Topical Naltrexone helps with Corneal Neuropathy?
Naltrexone is an opiate receptor antagonist and is long lasting. Low Dose Naltrexone (LDN) (4.5 mg daily) has been shown to block opioid receptors temporarily, which in turn leads to improved mood by enhancing endorphin and dopamine activity. It appears to increase β-endorphin, which is an opioid peptide with is known to affect pain modulation and mood via the hypothalamus, and on endocrine secretion.
I have been prescribing LDN for about a year now in patients with corneal neuropathy with good results. It is NOT treating the underlying cause of pain, we think, but it is helping patients be able to not live in chronic pain in many cases. It is not a 100% guarantee but I have 3 patients that could not live without it.
There is some hope that topical Naltrexone would also help and would avoid the negative side effects (though general mild) of LDN.
Here are some studies to show its benefit.
Conclusion of below for Diabetic Ulcers on body:
0.03% NTX cream is comparable to standard care in preclinical studies
How they made it:
NTX was dissolved in sterile saline (v/v) for a final dosage of 0.03% NTX in Neutrogena moisturizing cream,
Topical Application of Naltrexone to the Ocular Surface of Healthy Volunteers: A Tolerability Study.

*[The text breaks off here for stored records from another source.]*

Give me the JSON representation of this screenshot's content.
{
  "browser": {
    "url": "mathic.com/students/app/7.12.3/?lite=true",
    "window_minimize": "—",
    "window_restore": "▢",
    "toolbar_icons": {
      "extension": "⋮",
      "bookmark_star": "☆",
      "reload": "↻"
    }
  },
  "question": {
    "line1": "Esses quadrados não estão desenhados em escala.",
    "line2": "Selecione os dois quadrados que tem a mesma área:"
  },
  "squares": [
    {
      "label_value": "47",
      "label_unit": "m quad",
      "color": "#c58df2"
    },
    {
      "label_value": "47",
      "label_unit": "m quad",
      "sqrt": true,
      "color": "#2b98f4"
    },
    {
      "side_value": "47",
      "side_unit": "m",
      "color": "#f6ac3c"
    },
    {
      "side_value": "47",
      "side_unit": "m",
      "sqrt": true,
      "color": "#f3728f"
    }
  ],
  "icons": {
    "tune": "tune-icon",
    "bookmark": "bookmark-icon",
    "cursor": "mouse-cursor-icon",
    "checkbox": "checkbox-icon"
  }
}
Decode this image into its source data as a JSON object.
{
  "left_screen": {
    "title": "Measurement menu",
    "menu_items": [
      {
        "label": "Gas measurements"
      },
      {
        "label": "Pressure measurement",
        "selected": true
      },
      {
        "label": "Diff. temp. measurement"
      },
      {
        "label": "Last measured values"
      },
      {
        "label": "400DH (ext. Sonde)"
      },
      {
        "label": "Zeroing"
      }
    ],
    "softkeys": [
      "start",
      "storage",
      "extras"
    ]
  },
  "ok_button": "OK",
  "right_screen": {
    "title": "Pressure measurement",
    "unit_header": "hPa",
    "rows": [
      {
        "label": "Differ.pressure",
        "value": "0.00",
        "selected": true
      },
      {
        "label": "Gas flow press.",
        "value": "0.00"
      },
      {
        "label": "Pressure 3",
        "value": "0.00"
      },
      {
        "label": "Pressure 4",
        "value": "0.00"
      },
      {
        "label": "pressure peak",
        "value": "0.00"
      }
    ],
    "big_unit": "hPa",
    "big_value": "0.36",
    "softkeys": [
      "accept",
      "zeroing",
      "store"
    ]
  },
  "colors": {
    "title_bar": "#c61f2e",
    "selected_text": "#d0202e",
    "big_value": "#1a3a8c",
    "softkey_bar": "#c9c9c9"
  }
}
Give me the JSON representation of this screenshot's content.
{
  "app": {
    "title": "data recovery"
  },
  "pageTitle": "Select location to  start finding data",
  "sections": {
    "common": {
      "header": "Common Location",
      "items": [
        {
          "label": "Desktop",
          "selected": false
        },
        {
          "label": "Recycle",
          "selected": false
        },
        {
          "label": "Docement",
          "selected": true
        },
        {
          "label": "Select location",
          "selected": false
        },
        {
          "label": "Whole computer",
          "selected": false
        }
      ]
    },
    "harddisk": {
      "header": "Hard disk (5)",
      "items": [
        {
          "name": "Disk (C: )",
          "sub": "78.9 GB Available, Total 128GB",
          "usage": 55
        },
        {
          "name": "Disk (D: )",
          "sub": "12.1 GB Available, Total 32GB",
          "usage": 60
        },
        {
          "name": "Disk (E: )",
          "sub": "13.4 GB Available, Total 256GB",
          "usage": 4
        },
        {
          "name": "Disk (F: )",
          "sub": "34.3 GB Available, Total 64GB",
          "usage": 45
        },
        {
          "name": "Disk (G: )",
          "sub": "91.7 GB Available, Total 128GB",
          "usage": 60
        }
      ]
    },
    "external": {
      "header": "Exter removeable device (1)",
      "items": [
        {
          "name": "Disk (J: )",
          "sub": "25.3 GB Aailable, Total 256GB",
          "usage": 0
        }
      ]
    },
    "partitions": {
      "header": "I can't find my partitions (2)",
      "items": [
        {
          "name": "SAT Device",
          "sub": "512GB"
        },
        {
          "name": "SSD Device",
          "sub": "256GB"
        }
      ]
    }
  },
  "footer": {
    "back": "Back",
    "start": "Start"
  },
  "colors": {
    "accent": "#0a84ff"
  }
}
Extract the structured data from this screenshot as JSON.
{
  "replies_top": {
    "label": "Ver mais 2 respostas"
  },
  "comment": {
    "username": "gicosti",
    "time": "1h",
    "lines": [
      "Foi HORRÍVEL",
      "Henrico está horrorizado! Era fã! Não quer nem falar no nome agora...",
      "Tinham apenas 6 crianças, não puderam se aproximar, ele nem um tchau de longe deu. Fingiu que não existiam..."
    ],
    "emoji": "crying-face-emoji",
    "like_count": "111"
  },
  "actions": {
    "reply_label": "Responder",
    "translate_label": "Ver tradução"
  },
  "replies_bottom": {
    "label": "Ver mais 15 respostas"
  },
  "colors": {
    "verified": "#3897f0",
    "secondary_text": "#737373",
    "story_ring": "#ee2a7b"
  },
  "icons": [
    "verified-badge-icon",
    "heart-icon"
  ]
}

A short-term, randomized double-masked study was conducted to test the tolerability of topical application of naltrexone to the corneal surface.
Healthy human volunteers were recruited at the Penn State Hershey Medical Center between 2010 and 2013. Study groups of 4 subjects were established to receive escalating dosages of naltrexone; within each group, 1 subject received placebo. Four drops of 4 different dosages of naltrexone dissolved in commercial moxifloxacin solution were administered over a 24-h period of time; 1 group of subjects received only 1 drop. The naltrexone dosages tested were 1 × 10(-6) M (1 drop), 1 × 10(-6) M (4 drops), 5 × 10(-6) M (4 drops), 1 × 10(-5) M (4 drops), and 5 × 10(-5) M (4 drops). Drops were administered over a 24-h period. Consenting subjects had complete eye examinations, including visual acuity (ETDRS), external and slit-lamp examinations, corneal sensitivity, pachymetry, corneal topography, endothelial specular microscopy, Schirmer testing with anesthetic, and fundus photography, before receiving naltrexone. Individuals were reexamined at 24 h and 7 days following naltrexone or placebo application.
Twenty subjects were recruited for the study; 62% were male, 90% were Caucasian; and 19 subjects completed the study. No significant differences were noted in ocular health between left (treated) and right (untreated) eyes of subjects receiving naltrexone or placebo. No significant adverse events were reported.
Topical naltrexone was well tolerated in healthy human subjects after 1 or 4 eye drops of naltrexone at dosages up to 50 μM administered over a 24-h treatment period and observed for 1 week.
Topical Naltrexone as Treatment for Type 2 Diabetic Cutaneous Wounds.
Objective: Type 2 diabetes (T2D) is associated with impaired cutaneous wound healing and can result in ulceration, infection, and/or amputation. More than 25 million people in the United States have T2D and are vulnerable to epithelial-related complications. Current therapies are limited in their efficacy. New treatments for full-thickness cutaneous wounds that focus on underlying diabetic pathways are needed. Approach: Topical application of the opioid receptor antagonist naltrexone (NTX) dissolved in cream reverses delayed wound closure in type 1 diabetic rat by the acceleration of reepithelialization and enhancement of angiogenesis and remodeling. NTX blocks the opioid growth factor (OGF)-OGF receptor (OGFr) axis and upregulates DNA synthesis and cell proliferation. To investigate whether NTX is an effective therapy for T2D wound closure, genetically obese mice (db/db) and normal C57Bl/6J mice received full-thickness cutaneous wounds. Wounds (5 mm in diameter) were treated topically three times daily with 10-5 M NTX or sterile saline dissolved in cream and photographed every 2 days. Results: Wounds in db/db mice treated with saline were 11-92% larger than those in normal mice throughout the 2-week observation. Topical NTX therapy in T2D mice reduced the residual wound size by 13-30% between days 8 and 14 relative to diabetic mice receiving saline. Reepithelialization and DNA synthesis, as analyzed by epithelial thickness and BrdU labeling indexes, respectively, were accelerated in NTX-treated wounds. Innovation and Conclusion: These data suggest that the OGF-OGFr axis plays a role in epithelial-related complications of T2D and that blockade of this pathway by NTX may be an effective treatment for wound repair.
Platelet-derived growth factor (PDGF)